To ensure the success of the mission, ISRO has conducted extensive testing and validation processes. Lessons learned from the previous mission have been incorporated into the mission design and payload configuration. The spacecraft will be carried by a propulsion module until it reaches a lunar orbit of 100 km.
One notable addition to the mission is the Spectro-polarimetry of Habitable Planet Earth (SHAPE) payload. This equipment will study Earth’s spectral and polarimetric measurements from the lunar orbit, providing valuable data about our planet.
The Chandrayaan-3 mission has three primary objectives: achieving a safe and soft landing on the Moon, demonstrating the rover’s capabilities on the lunar surface, and conducting scientific observations in situ.
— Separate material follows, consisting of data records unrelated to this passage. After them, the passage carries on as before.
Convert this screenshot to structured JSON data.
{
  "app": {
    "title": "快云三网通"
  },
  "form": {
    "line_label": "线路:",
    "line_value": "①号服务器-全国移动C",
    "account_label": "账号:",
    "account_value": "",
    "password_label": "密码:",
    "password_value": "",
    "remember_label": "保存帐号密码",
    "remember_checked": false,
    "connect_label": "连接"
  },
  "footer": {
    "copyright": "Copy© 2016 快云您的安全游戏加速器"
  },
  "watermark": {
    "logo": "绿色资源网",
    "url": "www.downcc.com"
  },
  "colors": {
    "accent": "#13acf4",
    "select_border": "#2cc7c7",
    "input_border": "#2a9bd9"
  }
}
The mission aims to explore the lunar surface’s chemical composition, natural elements, soil, and water to enhance our understanding of the Moon.
This mission holds significance not only for India but also for the global scientific community. It builds upon previous missions’ knowledge and strengthens the capabilities necessary for future lunar and interplanetary explorations.
What is Mission Chandryaan-3 ?
Unlike the previous mission, Chandrayaan-3 will not carry an orbiter. It will use a heavy-lift launch vehicle called GSLV Mark 3 from the Satish Dhawan Space Center in Sriharikota, India. The budget for this mission is around ₹ 615 crore.
To ensure the mission’s success, the Indian Space Research Organisation (ISRO) has conducted extensive testing and validation processes. They have learned from previous missions and made improvements in the mission design and payload configuration.
A new addition to the mission is the Spectro-polarimetry of Habitable Planet Earth (SHAPE) payload. This equipment will study Earth’s measurements from the lunar orbit, providing valuable data about our planet.
What is the purpose of Chandrayaan-3?
ISRO has set three main objectives for the Chandrayaan-3 mission, which include
1 Getting a lander safe and soft landing on the surface of the Moon.
2 Observing and demonstrating the rover’s loitering capabilities on the Moon
3 In-situ scientific observation means making scientific experiments on the chemical and natural elements, soil, water, etc. available on the surface of the Moon to better understand and practice the composition of the Moon. Interplanetary refers to the development and demonstration of new technologies required for missions between two planets.